So quite a bit of software which will be culled at some point. I did download a beta of Photoshop with the Generative AI included, it does some interesting things so I’ll keep an eye on it just incase I want to get really creative. With all of this going on I think the photo world is due for a large upheaval especially from the competition perspective and the judging criteria for photographs.

Tim

Hi @Timbo
Similar experience with software…. Very happy with Aperture then it’s become so complicated since, got DxO and Capture 1, but neither are as intuitive or easy as Aperture was. Avoided Adobe since they adopted the full subscription model and removed stand alone purchase :rage:. I will now have to look at this decision again. Just wish I could buy light room as a stand alone.

Will try Topaz AI. Really looking for a good library management program that I can buy rather than “rent”,
and then use other programs for processing.

2 Likes

I’ve not used it much but purchased it a few years ago. There’s a downloadable demo here:

https://www.gentlemencoders.com/raw-power-for-macos/index.html

I think the editing is probably on a par if not better than Aperture, where it may fall down is Libraries and archiving/backups. I may be wrong but don’t think it’s designed as a DAM type app.

Can’t see the current price but it wasn’t that expensive and is non-subscription.

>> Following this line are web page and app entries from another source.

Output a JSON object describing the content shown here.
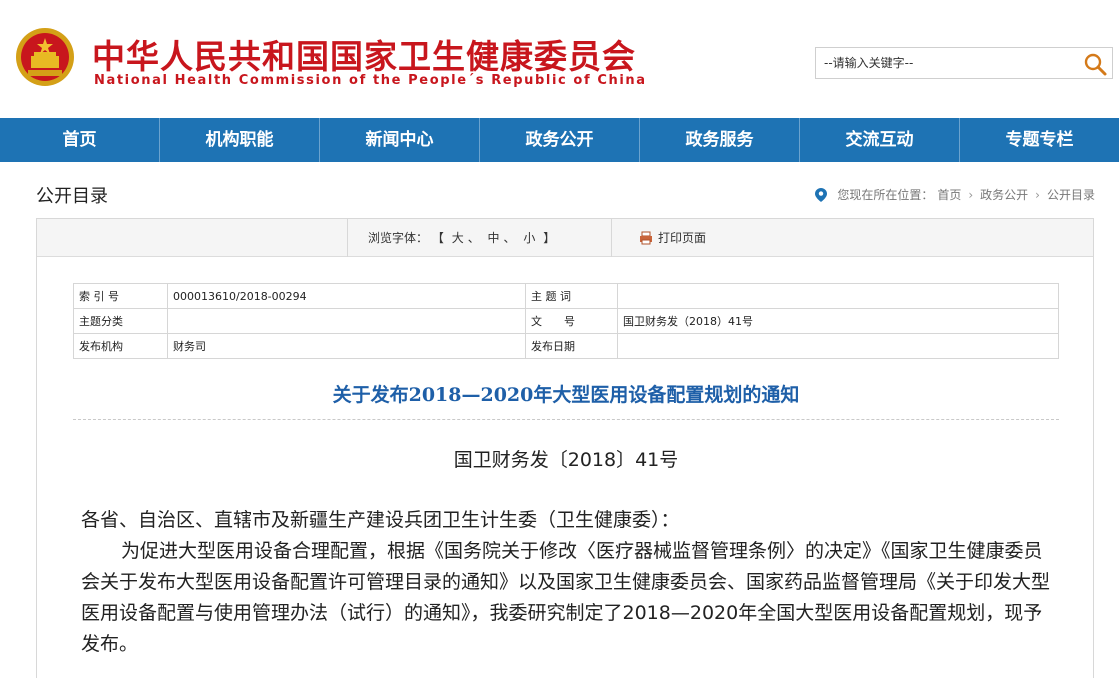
{
  "header": {
    "title_cn": "中华人民共和国国家卫生健康委员会",
    "title_en": "National Health Commission of the People´s Republic of China",
    "search_placeholder": "--请输入关键字--",
    "brand_red": "#c8161d"
  },
  "nav": {
    "bg_color": "#1e73b4",
    "items": [
      {
        "label": "首页"
      },
      {
        "label": "机构职能"
      },
      {
        "label": "新闻中心"
      },
      {
        "label": "政务公开"
      },
      {
        "label": "政务服务"
      },
      {
        "label": "交流互动"
      },
      {
        "label": "专题专栏"
      }
    ]
  },
  "page": {
    "section_title": "公开目录",
    "breadcrumb_prefix": "您现在所在位置：",
    "breadcrumb": [
      "首页",
      "政务公开",
      "公开目录"
    ]
  },
  "toolbar": {
    "font_label": "浏览字体：",
    "bracket_open": "【",
    "bracket_close": "】",
    "sizes": [
      "大",
      "中",
      "小"
    ],
    "print_label": "打印页面"
  },
  "meta": {
    "rows": [
      {
        "k1": "索 引 号",
        "v1": "000013610/2018-00294",
        "k2": "主 题 词",
        "v2": ""
      },
      {
        "k1": "主题分类",
        "v1": "",
        "k2": "文　　号",
        "v2": "国卫财务发（2018）41号"
      },
      {
        "k1": "发布机构",
        "v1": "财务司",
        "k2": "发布日期",
        "v2": ""
      }
    ]
  },
  "doc": {
    "title": "关于发布2018—2020年大型医用设备配置规划的通知",
    "number": "国卫财务发〔2018〕41号",
    "salutation": "各省、自治区、直辖市及新疆生产建设兵团卫生计生委（卫生健康委）：",
    "paragraph": "为促进大型医用设备合理配置，根据《国务院关于修改〈医疗器械监督管理条例〉的决定》《国家卫生健康委员会关于发布大型医用设备配置许可管理目录的通知》以及国家卫生健康委员会、国家药品监督管理局《关于印发大型医用设备配置与使用管理办法（试行）的通知》，我委研究制定了2018—2020年全国大型医用设备配置规划，现予发布。",
    "title_color": "#1e5fa8"
  }
}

Just noticed an iOS version I’m tempted to try.

This is the video that sold me on Luminar 4 and its AI functions.

I think Luminar products are awesome!
I disagree that it makes anyone take great photos. Composition, the use of depth, etc. are still within the photographer’s skill set and cannot be corrected with AI.

2 Likes

Whilst there are clearly huge benefits with the advent of AI photo programs I can see huge challenges and concerns as well.
Just found this recent video which details the new beta AI photo “generative fill” in photoshop

Certainly food for thought, the pic from 8min 25s seems to show the possibilities well.

2 Likes

Yep, that’s frightening for creative professionals.

This topic was automatically closed 60 days after the last reply. New replies are no longer allowed.